* [Task details]:
Copy each record below without changing a single word.

Recorded data Block Start

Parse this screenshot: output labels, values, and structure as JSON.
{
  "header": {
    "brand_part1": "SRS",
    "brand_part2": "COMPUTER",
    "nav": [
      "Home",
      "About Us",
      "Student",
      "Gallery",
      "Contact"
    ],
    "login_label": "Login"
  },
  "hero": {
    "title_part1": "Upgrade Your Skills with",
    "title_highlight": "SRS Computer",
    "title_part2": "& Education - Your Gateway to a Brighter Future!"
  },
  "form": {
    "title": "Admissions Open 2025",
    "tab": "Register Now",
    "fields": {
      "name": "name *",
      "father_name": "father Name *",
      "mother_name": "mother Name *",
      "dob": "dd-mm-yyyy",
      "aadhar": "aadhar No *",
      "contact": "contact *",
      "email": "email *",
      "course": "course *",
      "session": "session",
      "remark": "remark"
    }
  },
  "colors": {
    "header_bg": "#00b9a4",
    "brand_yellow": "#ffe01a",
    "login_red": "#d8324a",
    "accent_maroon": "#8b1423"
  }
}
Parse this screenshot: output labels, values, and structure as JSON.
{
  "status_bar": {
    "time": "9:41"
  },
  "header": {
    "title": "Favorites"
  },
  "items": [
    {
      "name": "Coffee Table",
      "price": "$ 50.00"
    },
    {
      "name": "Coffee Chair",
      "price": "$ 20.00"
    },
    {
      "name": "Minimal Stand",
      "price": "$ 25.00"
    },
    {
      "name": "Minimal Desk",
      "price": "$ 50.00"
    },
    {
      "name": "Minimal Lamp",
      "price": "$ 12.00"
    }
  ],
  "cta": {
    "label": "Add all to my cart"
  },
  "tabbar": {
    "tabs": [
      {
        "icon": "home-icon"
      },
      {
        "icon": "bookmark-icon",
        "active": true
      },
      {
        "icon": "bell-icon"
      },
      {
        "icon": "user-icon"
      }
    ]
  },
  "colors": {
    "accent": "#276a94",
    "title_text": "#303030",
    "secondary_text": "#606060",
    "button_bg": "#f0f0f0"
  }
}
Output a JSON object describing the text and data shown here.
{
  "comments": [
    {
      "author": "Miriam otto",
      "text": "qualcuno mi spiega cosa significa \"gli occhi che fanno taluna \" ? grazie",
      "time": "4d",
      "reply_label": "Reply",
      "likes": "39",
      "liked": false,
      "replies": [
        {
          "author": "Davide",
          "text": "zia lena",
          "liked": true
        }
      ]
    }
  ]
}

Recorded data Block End

* [Written response]:
Parse this screenshot: output labels, values, and structure as JSON.
{
  "header": {
    "brand_part1": "SRS",
    "brand_part2": "COMPUTER",
    "nav": [
      "Home",
      "About Us",
      "Student",
      "Gallery",
      "Contact"
    ],
    "login_label": "Login"
  },
  "hero": {
    "title_part1": "Upgrade Your Skills with",
    "title_highlight": "SRS Computer",
    "title_part2": "& Education - Your Gateway to a Brighter Future!"
  },
  "form": {
    "title": "Admissions Open 2025",
    "tab": "Register Now",
    "fields": {
      "name": "name *",
      "father_name": "father Name *",
      "mother_name": "mother Name *",
      "dob": "dd-mm-yyyy",
      "aadhar": "aadhar No *",
      "contact": "contact *",
      "email": "email *",
      "course": "course *",
      "session": "session",
      "remark": "remark"
    }
  },
  "colors": {
    "header_bg": "#00b9a4",
    "brand_yellow": "#ffe01a",
    "login_red": "#d8324a",
    "accent_maroon": "#8b1423"
  }
}
Parse this screenshot: output labels, values, and structure as JSON.
{
  "status_bar": {
    "time": "9:41"
  },
  "header": {
    "title": "Favorites"
  },
  "items": [
    {
      "name": "Coffee Table",
      "price": "$ 50.00"
    },
    {
      "name": "Coffee Chair",
      "price": "$ 20.00"
    },
    {
      "name": "Minimal Stand",
      "price": "$ 25.00"
    },
    {
      "name": "Minimal Desk",
      "price": "$ 50.00"
    },
    {
      "name": "Minimal Lamp",
      "price": "$ 12.00"
    }
  ],
  "cta": {
    "label": "Add all to my cart"
  },
  "tabbar": {
    "tabs": [
      {
        "icon": "home-icon"
      },
      {
        "icon": "bookmark-icon",
        "active": true
      },
      {
        "icon": "bell-icon"
      },
      {
        "icon": "user-icon"
      }
    ]
  },
  "colors": {
    "accent": "#276a94",
    "title_text": "#303030",
    "secondary_text": "#606060",
    "button_bg": "#f0f0f0"
  }
}
Output a JSON object describing the text and data shown here.
{
  "comments": [
    {
      "author": "Miriam otto",
      "text": "qualcuno mi spiega cosa significa \"gli occhi che fanno taluna \" ? grazie",
      "time": "4d",
      "reply_label": "Reply",
      "likes": "39",
      "liked": false,
      "replies": [
        {
          "author": "Davide",
          "text": "zia lena",
          "liked": true
        }
      ]
    }
  ]
}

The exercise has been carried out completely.